● **YOUR GOAL**: Scan the listing beneath this sentence. Report each line with the word "screenshot".
---------- DATA LISTING
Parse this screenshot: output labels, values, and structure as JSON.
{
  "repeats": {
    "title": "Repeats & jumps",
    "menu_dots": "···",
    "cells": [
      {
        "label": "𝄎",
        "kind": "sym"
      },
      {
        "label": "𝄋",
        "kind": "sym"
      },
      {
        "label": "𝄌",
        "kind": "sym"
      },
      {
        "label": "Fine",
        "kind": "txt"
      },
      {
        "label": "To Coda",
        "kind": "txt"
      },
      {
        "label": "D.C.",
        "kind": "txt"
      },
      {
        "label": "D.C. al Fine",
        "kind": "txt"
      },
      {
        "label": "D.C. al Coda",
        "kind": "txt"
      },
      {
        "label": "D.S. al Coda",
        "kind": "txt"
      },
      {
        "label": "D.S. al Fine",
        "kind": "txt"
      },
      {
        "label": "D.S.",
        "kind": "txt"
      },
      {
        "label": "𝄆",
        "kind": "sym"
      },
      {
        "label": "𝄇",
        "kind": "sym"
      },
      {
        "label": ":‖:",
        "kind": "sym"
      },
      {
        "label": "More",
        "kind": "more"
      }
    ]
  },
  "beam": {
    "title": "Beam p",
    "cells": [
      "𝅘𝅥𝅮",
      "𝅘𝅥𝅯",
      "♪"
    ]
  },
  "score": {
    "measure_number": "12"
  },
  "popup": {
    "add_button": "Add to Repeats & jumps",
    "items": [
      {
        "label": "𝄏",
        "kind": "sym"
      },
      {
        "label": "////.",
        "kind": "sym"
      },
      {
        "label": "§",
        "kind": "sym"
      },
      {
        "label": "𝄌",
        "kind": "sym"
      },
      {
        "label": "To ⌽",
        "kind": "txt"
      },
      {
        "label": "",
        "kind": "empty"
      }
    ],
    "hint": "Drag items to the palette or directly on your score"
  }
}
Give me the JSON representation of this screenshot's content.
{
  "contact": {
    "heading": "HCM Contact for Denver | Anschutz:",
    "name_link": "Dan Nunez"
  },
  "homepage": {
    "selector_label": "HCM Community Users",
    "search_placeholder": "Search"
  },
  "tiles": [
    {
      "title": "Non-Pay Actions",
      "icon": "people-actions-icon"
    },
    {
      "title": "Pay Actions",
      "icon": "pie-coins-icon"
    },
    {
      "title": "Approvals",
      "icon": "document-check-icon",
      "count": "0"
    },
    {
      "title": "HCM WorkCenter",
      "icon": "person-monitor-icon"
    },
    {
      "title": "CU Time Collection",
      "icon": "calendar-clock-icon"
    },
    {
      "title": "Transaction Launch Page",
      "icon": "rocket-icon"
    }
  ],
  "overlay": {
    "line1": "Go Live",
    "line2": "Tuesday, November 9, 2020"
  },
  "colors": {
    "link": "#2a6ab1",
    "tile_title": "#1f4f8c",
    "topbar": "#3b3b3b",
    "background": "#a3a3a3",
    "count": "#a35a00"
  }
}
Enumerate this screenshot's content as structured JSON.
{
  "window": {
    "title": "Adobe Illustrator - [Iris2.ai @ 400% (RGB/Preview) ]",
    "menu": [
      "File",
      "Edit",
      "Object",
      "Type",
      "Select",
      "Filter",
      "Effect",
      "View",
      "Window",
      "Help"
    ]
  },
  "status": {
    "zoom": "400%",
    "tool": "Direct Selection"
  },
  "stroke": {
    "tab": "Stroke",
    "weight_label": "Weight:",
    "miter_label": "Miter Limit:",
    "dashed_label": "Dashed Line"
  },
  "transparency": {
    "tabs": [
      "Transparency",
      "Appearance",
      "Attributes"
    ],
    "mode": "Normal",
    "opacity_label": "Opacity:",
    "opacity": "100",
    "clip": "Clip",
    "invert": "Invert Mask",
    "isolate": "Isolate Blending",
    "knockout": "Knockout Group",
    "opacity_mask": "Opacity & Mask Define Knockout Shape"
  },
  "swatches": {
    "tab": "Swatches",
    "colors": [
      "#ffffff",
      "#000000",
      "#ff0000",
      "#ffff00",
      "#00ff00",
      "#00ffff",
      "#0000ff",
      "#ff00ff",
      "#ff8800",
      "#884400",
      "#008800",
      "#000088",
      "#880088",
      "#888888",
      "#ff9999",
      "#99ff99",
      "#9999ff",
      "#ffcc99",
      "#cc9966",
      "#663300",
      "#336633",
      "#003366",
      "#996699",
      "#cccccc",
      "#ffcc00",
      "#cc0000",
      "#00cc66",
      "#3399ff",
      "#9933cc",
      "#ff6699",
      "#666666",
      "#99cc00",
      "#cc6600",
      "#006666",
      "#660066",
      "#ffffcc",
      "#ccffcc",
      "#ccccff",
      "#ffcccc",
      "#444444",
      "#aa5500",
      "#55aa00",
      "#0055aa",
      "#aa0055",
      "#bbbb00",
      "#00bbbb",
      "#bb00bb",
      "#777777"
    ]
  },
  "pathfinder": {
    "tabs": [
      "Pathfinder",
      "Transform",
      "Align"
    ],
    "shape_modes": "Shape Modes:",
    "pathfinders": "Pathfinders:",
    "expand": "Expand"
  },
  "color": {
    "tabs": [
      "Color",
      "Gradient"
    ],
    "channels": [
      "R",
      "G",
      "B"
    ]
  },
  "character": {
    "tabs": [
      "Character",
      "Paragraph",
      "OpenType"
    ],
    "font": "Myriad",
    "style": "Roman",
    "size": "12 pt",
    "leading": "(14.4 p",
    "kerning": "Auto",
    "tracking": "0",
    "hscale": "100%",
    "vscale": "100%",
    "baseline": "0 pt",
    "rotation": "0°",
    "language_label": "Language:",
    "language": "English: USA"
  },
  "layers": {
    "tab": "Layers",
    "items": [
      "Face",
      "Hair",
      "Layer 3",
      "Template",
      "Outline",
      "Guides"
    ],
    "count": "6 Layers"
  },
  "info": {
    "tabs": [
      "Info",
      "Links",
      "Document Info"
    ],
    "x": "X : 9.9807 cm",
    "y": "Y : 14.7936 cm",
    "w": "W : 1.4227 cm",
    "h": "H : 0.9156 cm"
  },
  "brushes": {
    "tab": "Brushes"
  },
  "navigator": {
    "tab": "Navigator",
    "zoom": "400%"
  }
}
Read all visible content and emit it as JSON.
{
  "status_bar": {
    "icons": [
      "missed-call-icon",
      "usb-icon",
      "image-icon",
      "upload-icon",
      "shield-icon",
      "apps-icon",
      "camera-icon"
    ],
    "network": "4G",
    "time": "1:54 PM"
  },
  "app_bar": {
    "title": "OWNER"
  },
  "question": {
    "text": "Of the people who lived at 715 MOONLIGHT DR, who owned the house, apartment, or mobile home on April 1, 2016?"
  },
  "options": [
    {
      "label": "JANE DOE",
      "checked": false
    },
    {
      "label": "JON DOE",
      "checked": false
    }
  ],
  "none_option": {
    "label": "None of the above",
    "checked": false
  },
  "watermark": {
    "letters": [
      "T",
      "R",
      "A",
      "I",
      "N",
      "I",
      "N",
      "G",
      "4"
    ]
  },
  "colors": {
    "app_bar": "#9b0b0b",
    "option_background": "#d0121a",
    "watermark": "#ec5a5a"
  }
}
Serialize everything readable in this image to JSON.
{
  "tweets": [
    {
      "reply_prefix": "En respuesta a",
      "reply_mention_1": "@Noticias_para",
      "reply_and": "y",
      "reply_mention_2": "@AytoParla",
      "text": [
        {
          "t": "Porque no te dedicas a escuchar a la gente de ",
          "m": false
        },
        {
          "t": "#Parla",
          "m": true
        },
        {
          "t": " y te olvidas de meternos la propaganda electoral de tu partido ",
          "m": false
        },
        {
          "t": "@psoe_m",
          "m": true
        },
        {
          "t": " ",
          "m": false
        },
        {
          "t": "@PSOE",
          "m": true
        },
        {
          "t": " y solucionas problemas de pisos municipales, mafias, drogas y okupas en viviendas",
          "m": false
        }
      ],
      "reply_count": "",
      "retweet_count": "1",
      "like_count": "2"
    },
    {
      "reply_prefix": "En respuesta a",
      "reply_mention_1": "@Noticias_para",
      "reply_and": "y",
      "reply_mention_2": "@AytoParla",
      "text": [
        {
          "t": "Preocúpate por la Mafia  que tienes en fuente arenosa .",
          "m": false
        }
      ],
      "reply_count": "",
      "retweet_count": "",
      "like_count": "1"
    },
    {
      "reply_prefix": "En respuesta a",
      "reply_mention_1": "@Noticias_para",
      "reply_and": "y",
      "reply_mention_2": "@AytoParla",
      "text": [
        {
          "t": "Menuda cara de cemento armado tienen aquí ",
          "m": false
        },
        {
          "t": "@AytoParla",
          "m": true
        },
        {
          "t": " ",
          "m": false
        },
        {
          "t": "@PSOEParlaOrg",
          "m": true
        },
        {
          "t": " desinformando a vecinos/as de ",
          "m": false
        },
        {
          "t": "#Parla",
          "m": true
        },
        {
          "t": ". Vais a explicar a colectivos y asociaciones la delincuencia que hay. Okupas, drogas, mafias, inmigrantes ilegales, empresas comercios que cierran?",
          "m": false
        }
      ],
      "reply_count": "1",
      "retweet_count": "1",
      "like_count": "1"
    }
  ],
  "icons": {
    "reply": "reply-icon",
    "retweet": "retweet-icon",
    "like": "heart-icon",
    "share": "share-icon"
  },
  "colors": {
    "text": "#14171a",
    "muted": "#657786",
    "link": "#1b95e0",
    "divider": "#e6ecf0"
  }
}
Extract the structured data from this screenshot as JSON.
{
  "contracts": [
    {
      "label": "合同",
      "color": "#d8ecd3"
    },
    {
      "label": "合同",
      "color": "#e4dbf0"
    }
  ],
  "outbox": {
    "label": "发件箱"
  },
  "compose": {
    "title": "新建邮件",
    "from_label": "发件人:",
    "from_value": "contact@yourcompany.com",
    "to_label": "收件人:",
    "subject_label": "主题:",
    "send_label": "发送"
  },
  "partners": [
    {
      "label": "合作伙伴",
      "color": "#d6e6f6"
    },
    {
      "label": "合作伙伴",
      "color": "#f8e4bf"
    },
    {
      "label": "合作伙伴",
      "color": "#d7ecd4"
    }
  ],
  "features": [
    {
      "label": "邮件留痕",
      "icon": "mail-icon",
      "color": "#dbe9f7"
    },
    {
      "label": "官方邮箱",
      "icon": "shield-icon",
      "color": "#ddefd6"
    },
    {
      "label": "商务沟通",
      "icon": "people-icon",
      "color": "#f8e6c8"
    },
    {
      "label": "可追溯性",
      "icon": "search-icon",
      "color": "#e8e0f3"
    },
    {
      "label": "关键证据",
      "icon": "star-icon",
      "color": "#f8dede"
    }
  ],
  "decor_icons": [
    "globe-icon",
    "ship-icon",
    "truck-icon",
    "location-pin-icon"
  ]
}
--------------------
● **TASK RESPONSE**:
Parse this screenshot: output labels, values, and structure as JSON.
Give me the JSON representation of this screenshot's content.
Enumerate this screenshot's content as structured JSON.
Extract the structured data from this screenshot as JSON.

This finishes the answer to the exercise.